able , alleviate the distresses of those who are suffering the direful effects of lamentable ignorance , blind bigotry and outrageous zeal . Parent of good \ regard them with an eye of
mercy ; enable them ' to hold fast their integrity ; * to exercise fortitude , and to manifest towards their persecutors the disposition becoming the disciples of Christ , . praying , * Father forgive them , ' and turn their hearts . Pour into their wounded souls the
balm of divine consolations ; and may their -fellow-Christians readily afford them relief , as they themselves would wish for the sympathy and aid of others , were they deprived of their earthly comforts ; of their near

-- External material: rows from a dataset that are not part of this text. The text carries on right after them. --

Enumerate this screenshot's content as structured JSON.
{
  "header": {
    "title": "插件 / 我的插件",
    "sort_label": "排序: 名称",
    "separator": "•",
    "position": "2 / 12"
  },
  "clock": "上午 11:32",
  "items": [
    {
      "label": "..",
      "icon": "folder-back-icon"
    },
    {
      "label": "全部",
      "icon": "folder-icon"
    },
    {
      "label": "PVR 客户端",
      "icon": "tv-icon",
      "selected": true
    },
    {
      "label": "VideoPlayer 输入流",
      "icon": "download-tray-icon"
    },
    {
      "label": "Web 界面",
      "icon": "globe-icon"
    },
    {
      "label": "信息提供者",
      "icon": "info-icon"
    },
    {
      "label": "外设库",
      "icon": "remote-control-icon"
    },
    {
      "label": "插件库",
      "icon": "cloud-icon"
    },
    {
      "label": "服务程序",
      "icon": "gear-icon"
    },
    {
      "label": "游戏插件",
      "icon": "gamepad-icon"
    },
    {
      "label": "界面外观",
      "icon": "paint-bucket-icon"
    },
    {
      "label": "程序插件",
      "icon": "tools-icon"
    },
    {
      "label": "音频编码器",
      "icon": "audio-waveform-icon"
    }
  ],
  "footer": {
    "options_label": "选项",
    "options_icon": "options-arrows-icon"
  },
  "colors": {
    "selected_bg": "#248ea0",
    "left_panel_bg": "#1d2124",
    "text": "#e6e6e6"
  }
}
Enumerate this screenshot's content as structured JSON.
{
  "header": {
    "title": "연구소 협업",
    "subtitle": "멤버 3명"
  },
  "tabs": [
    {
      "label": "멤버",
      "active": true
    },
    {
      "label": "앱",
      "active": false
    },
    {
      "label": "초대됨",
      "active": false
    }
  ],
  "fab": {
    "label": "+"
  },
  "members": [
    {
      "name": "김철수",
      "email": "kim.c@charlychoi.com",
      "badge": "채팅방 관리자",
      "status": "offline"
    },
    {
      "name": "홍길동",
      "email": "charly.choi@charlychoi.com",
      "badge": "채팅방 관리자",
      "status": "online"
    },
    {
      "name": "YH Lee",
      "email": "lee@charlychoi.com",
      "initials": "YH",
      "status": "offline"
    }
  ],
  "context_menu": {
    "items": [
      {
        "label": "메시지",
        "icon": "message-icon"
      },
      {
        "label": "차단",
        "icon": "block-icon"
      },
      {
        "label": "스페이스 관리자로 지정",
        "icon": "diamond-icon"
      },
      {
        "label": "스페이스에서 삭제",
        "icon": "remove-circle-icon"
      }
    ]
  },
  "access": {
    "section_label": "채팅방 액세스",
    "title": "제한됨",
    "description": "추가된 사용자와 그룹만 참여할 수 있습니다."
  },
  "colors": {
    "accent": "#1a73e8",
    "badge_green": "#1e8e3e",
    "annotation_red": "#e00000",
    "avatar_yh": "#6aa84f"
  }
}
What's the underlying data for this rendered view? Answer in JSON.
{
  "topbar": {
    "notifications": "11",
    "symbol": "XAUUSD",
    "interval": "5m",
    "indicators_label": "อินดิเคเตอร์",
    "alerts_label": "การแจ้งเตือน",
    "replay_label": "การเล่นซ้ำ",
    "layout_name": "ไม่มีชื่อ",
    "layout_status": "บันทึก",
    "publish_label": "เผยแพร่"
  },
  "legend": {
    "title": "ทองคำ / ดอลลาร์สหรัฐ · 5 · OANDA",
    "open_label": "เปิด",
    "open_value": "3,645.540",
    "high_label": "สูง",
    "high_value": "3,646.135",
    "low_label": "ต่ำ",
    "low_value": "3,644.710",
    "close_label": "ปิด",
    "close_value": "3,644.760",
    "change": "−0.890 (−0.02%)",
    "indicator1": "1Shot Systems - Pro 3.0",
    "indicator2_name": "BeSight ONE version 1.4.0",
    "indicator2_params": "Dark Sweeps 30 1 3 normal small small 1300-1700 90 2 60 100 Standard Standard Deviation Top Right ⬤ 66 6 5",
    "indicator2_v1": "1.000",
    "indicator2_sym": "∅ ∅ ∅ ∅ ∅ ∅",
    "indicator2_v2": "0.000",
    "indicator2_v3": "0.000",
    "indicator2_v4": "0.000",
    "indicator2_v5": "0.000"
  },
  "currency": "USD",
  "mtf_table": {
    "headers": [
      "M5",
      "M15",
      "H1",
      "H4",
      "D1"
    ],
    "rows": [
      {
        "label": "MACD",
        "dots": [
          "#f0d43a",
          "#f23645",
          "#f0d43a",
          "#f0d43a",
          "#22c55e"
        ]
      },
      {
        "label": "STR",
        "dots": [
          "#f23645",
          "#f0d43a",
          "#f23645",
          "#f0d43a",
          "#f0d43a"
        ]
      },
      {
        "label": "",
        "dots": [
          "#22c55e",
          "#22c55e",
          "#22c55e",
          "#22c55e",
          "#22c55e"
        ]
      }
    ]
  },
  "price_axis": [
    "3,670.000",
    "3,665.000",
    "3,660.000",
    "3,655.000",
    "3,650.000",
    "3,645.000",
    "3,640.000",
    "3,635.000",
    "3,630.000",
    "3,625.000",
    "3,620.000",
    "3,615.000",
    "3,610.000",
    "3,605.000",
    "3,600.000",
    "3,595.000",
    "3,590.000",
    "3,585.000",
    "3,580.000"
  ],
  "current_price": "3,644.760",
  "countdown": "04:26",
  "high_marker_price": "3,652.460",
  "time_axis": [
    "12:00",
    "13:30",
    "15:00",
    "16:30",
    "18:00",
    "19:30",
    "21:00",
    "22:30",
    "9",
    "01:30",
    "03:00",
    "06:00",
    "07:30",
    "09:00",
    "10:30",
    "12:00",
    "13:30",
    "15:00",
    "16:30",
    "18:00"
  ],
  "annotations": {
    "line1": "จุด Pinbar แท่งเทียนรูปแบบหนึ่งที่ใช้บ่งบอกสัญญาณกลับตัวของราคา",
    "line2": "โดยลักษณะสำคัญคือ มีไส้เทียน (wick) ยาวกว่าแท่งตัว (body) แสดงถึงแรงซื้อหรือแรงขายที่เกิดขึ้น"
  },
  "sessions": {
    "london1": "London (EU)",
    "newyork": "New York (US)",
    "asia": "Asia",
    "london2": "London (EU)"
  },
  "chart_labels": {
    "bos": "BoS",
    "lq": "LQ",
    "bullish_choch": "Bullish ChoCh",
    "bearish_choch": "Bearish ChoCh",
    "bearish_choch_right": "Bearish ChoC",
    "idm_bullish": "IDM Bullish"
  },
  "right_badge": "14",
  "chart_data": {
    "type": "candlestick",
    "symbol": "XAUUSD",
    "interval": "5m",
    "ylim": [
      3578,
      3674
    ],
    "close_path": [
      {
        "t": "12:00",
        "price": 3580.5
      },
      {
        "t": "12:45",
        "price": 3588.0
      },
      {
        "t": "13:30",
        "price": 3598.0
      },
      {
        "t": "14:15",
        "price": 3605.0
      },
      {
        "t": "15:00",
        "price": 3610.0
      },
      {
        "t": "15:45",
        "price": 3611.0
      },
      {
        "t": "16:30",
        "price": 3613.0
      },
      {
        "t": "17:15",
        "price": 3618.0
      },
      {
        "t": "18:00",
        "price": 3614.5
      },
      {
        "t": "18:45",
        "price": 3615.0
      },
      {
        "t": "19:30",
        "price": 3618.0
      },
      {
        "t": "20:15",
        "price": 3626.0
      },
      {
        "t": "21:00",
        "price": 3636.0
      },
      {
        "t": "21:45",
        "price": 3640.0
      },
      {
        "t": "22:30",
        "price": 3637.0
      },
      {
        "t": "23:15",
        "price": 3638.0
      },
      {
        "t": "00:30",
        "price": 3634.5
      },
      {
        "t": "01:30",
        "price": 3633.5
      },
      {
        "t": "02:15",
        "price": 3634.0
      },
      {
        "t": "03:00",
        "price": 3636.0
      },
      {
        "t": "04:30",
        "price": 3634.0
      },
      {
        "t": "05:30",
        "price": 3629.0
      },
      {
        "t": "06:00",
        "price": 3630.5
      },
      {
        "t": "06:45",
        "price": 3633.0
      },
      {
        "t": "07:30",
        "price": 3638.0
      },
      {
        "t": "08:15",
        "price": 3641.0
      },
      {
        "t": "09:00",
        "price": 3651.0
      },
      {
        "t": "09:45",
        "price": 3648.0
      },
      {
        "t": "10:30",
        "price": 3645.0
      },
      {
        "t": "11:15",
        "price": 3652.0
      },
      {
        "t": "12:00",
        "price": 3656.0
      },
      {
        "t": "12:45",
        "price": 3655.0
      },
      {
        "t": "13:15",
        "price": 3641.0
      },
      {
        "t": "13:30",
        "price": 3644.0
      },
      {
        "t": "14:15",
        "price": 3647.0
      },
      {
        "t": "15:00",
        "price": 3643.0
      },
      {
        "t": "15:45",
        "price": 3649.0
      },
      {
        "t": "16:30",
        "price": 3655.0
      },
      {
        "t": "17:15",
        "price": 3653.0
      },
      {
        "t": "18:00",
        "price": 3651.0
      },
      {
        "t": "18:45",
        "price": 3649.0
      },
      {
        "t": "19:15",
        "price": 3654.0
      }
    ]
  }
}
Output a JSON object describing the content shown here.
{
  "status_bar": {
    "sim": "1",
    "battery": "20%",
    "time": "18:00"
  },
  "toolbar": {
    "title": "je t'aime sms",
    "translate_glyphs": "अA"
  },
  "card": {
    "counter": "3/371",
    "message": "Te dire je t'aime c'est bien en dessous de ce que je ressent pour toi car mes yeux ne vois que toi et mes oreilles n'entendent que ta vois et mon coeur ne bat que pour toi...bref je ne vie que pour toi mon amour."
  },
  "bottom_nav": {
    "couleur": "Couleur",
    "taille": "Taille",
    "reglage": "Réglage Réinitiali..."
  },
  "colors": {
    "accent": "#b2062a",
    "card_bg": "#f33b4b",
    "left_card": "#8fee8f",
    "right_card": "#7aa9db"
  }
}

relatives and beloved friends ; of their places of worship ; of their habitations , and driven destitute into the mountains and dens of the earth , by the rage of persecution and the violence of cruel men . May such atrocious deeds among professing
Christians , so shocking to humanity , so disgraceful to religion , be never more repeated , but that happy period soon arrive , predicted in the page of inspired prophecy , when * knowledge , truth , liberty , peace and righteousness shall cover the earth as the
waters overspread the channels of the sea / "
16 Animadversions ' on Mr . GilchruVs Sermon .
Nottingham , Nov . 17 , 1815 . Sir , ON the recommendation of your last Review [ x . 654 . ] I procured a copy of Mr . Gilchrist ' s Sermon , delivered at Southampton , curious to read what was described as " an acute , able and eloquent" composition , and willing to determine the extent of mv claims to
that comprehension of mind of which your reviewer speaks . With disappointment , however , I find that I can neither admire nor be amused . Perhaps it will" console gome of ray weak brethren in the Unitarian church to know
that they have a companion in infirmity ; and perhaps some of my fellow-Christians who are without the pale of Unitarian orthodoxy , may be pleased to hear that there is one of their opponents at least who does not deem
it necessary * or even right to lay aside the spirit of Christian moderation when he approaches them , or to address them in other language than that of Christian courtesy . I am , I confess , one of those " intellectual
Monthly Repository (1806-1838) and Unitarian Chronicle (1832-1833), Jan. 2, 1816, page 16, in the Nineteenth-Century Serials Edition (2008; 2018) ncse.ac.uk/periodicals/mruc/issues/vm2-ncseproduct2448/page/16/